WHAT TO PRODUCE |
Repeat every line below exactly, word for word.

Items from an interface collection:
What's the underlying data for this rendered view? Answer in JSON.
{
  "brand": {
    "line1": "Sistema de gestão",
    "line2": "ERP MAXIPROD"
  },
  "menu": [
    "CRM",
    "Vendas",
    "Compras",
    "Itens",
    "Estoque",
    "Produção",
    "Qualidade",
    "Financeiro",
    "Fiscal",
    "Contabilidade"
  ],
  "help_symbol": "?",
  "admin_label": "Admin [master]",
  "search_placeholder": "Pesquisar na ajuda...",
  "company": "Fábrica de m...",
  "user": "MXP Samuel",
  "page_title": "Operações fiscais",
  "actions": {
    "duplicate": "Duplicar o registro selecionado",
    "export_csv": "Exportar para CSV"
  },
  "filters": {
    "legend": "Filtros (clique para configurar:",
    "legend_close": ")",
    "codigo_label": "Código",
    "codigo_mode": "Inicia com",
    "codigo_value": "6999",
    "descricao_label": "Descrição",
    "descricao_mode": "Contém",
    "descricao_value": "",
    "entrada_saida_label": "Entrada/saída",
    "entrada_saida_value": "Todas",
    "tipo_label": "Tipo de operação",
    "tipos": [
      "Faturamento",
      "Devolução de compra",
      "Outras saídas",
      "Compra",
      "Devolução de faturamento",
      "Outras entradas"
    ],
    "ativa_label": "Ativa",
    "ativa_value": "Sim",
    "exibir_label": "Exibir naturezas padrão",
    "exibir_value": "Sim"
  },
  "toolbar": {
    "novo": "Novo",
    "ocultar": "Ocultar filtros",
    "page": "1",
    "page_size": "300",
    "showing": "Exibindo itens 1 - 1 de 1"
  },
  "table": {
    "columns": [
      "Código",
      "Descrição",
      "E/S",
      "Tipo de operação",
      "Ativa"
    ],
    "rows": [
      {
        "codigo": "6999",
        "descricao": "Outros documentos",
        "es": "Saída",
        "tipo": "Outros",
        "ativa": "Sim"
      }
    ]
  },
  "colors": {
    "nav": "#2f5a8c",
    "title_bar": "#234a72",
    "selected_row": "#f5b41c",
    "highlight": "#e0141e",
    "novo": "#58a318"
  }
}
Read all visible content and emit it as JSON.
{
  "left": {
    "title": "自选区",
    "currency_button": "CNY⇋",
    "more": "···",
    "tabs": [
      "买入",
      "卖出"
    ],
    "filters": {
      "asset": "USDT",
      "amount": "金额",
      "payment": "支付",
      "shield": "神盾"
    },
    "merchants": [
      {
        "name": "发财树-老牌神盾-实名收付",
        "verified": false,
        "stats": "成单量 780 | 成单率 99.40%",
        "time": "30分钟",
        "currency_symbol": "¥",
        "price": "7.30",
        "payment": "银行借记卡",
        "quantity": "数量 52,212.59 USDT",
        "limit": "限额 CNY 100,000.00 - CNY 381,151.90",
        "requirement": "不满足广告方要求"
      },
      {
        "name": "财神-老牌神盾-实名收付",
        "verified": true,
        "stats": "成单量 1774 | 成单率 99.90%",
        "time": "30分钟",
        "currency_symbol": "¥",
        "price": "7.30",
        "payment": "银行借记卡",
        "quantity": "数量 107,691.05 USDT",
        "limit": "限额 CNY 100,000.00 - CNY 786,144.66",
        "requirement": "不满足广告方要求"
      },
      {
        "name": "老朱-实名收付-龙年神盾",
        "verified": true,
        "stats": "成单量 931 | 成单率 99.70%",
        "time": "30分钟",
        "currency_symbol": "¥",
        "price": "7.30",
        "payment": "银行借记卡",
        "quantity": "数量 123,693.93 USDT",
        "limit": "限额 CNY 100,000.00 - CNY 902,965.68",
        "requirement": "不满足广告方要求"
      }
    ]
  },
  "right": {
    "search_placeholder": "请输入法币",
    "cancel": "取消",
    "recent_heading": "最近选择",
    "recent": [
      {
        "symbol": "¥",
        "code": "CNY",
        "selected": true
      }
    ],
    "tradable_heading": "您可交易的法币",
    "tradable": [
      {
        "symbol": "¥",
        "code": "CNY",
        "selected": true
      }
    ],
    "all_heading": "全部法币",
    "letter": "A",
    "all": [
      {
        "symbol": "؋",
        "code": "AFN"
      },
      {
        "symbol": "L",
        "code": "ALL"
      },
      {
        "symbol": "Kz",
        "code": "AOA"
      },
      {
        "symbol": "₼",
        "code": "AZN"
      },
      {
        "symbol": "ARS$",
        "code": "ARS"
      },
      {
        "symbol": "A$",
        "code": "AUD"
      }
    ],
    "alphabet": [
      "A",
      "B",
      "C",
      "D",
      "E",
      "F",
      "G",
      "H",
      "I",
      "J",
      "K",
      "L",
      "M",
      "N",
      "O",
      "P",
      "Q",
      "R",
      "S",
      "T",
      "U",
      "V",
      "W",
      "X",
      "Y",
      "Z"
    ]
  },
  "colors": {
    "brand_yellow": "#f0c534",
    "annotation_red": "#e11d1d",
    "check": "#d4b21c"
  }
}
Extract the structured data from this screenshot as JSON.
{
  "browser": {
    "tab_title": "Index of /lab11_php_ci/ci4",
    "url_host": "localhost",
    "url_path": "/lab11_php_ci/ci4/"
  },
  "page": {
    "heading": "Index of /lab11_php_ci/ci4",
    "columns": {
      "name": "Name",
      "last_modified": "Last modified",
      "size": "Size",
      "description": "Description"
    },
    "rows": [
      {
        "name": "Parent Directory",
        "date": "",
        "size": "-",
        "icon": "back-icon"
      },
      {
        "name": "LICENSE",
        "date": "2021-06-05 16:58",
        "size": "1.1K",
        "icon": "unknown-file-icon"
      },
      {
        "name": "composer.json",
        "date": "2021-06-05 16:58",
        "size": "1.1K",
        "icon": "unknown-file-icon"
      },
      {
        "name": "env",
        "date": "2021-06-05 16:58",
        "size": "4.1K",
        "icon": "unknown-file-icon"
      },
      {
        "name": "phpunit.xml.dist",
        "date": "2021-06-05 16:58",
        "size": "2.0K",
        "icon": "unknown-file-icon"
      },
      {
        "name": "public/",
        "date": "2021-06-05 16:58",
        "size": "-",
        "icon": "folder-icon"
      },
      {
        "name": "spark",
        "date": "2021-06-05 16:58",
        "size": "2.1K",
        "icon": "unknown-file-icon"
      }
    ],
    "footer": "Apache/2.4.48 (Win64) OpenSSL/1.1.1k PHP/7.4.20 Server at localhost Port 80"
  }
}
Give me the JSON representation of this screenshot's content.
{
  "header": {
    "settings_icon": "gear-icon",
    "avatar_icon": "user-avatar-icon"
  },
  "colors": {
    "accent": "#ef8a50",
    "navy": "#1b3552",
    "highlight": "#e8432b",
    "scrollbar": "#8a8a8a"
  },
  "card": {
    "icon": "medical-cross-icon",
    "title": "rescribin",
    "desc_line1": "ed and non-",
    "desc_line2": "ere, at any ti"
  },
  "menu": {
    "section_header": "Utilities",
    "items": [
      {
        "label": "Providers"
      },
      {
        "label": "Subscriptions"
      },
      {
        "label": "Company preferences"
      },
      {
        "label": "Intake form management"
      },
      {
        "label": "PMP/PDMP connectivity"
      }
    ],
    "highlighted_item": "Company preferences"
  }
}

WRITTEN REPLY |
What's the underlying data for this rendered view? Answer in JSON.
{
  "brand": {
    "line1": "Sistema de gestão",
    "line2": "ERP MAXIPROD"
  },
  "menu": [
    "CRM",
    "Vendas",
    "Compras",
    "Itens",
    "Estoque",
    "Produção",
    "Qualidade",
    "Financeiro",
    "Fiscal",
    "Contabilidade"
  ],
  "help_symbol": "?",
  "admin_label": "Admin [master]",
  "search_placeholder": "Pesquisar na ajuda...",
  "company": "Fábrica de m...",
  "user": "MXP Samuel",
  "page_title": "Operações fiscais",
  "actions": {
    "duplicate": "Duplicar o registro selecionado",
    "export_csv": "Exportar para CSV"
  },
  "filters": {
    "legend": "Filtros (clique para configurar:",
    "legend_close": ")",
    "codigo_label": "Código",
    "codigo_mode": "Inicia com",
    "codigo_value": "6999",
    "descricao_label": "Descrição",
    "descricao_mode": "Contém",
    "descricao_value": "",
    "entrada_saida_label": "Entrada/saída",
    "entrada_saida_value": "Todas",
    "tipo_label": "Tipo de operação",
    "tipos": [
      "Faturamento",
      "Devolução de compra",
      "Outras saídas",
      "Compra",
      "Devolução de faturamento",
      "Outras entradas"
    ],
    "ativa_label": "Ativa",
    "ativa_value": "Sim",
    "exibir_label": "Exibir naturezas padrão",
    "exibir_value": "Sim"
  },
  "toolbar": {
    "novo": "Novo",
    "ocultar": "Ocultar filtros",
    "page": "1",
    "page_size": "300",
    "showing": "Exibindo itens 1 - 1 de 1"
  },
  "table": {
    "columns": [
      "Código",
      "Descrição",
      "E/S",
      "Tipo de operação",
      "Ativa"
    ],
    "rows": [
      {
        "codigo": "6999",
        "descricao": "Outros documentos",
        "es": "Saída",
        "tipo": "Outros",
        "ativa": "Sim"
      }
    ]
  },
  "colors": {
    "nav": "#2f5a8c",
    "title_bar": "#234a72",
    "selected_row": "#f5b41c",
    "highlight": "#e0141e",
    "novo": "#58a318"
  }
}
Read all visible content and emit it as JSON.
{
  "left": {
    "title": "自选区",
    "currency_button": "CNY⇋",
    "more": "···",
    "tabs": [
      "买入",
      "卖出"
    ],
    "filters": {
      "asset": "USDT",
      "amount": "金额",
      "payment": "支付",
      "shield": "神盾"
    },
    "merchants": [
      {
        "name": "发财树-老牌神盾-实名收付",
        "verified": false,
        "stats": "成单量 780 | 成单率 99.40%",
        "time": "30分钟",
        "currency_symbol": "¥",
        "price": "7.30",
        "payment": "银行借记卡",
        "quantity": "数量 52,212.59 USDT",
        "limit": "限额 CNY 100,000.00 - CNY 381,151.90",
        "requirement": "不满足广告方要求"
      },
      {
        "name": "财神-老牌神盾-实名收付",
        "verified": true,
        "stats": "成单量 1774 | 成单率 99.90%",
        "time": "30分钟",
        "currency_symbol": "¥",
        "price": "7.30",
        "payment": "银行借记卡",
        "quantity": "数量 107,691.05 USDT",
        "limit": "限额 CNY 100,000.00 - CNY 786,144.66",
        "requirement": "不满足广告方要求"
      },
      {
        "name": "老朱-实名收付-龙年神盾",
        "verified": true,
        "stats": "成单量 931 | 成单率 99.70%",
        "time": "30分钟",
        "currency_symbol": "¥",
        "price": "7.30",
        "payment": "银行借记卡",
        "quantity": "数量 123,693.93 USDT",
        "limit": "限额 CNY 100,000.00 - CNY 902,965.68",
        "requirement": "不满足广告方要求"
      }
    ]
  },
  "right": {
    "search_placeholder": "请输入法币",
    "cancel": "取消",
    "recent_heading": "最近选择",
    "recent": [
      {
        "symbol": "¥",
        "code": "CNY",
        "selected": true
      }
    ],
    "tradable_heading": "您可交易的法币",
    "tradable": [
      {
        "symbol": "¥",
        "code": "CNY",
        "selected": true
      }
    ],
    "all_heading": "全部法币",
    "letter": "A",
    "all": [
      {
        "symbol": "؋",
        "code": "AFN"
      },
      {
        "symbol": "L",
        "code": "ALL"
      },
      {
        "symbol": "Kz",
        "code": "AOA"
      },
      {
        "symbol": "₼",
        "code": "AZN"
      },
      {
        "symbol": "ARS$",
        "code": "ARS"
      },
      {
        "symbol": "A$",
        "code": "AUD"
      }
    ],
    "alphabet": [
      "A",
      "B",
      "C",
      "D",
      "E",
      "F",
      "G",
      "H",
      "I",
      "J",
      "K",
      "L",
      "M",
      "N",
      "O",
      "P",
      "Q",
      "R",
      "S",
      "T",
      "U",
      "V",
      "W",
      "X",
      "Y",
      "Z"
    ]
  },
  "colors": {
    "brand_yellow": "#f0c534",
    "annotation_red": "#e11d1d",
    "check": "#d4b21c"
  }
}
Extract the structured data from this screenshot as JSON.
{
  "browser": {
    "tab_title": "Index of /lab11_php_ci/ci4",
    "url_host": "localhost",
    "url_path": "/lab11_php_ci/ci4/"
  },
  "page": {
    "heading": "Index of /lab11_php_ci/ci4",
    "columns": {
      "name": "Name",
      "last_modified": "Last modified",
      "size": "Size",
      "description": "Description"
    },
    "rows": [
      {
        "name": "Parent Directory",
        "date": "",
        "size": "-",
        "icon": "back-icon"
      },
      {
        "name": "LICENSE",
        "date": "2021-06-05 16:58",
        "size": "1.1K",
        "icon": "unknown-file-icon"
      },
      {
        "name": "composer.json",
        "date": "2021-06-05 16:58",
        "size": "1.1K",
        "icon": "unknown-file-icon"
      },
      {
        "name": "env",
        "date": "2021-06-05 16:58",
        "size": "4.1K",
        "icon": "unknown-file-icon"
      },
      {
        "name": "phpunit.xml.dist",
        "date": "2021-06-05 16:58",
        "size": "2.0K",
        "icon": "unknown-file-icon"
      },
      {
        "name": "public/",
        "date": "2021-06-05 16:58",
        "size": "-",
        "icon": "folder-icon"
      },
      {
        "name": "spark",
        "date": "2021-06-05 16:58",
        "size": "2.1K",
        "icon": "unknown-file-icon"
      }
    ],
    "footer": "Apache/2.4.48 (Win64) OpenSSL/1.1.1k PHP/7.4.20 Server at localhost Port 80"
  }
}
Give me the JSON representation of this screenshot's content.
{
  "header": {
    "settings_icon": "gear-icon",
    "avatar_icon": "user-avatar-icon"
  },
  "colors": {
    "accent": "#ef8a50",
    "navy": "#1b3552",
    "highlight": "#e8432b",
    "scrollbar": "#8a8a8a"
  },
  "card": {
    "icon": "medical-cross-icon",
    "title": "rescribin",
    "desc_line1": "ed and non-",
    "desc_line2": "ere, at any ti"
  },
  "menu": {
    "section_header": "Utilities",
    "items": [
      {
        "label": "Providers"
      },
      {
        "label": "Subscriptions"
      },
      {
        "label": "Company preferences"
      },
      {
        "label": "Intake form management"
      },
      {
        "label": "PMP/PDMP connectivity"
      }
    ],
    "highlighted_item": "Company preferences"
  }
}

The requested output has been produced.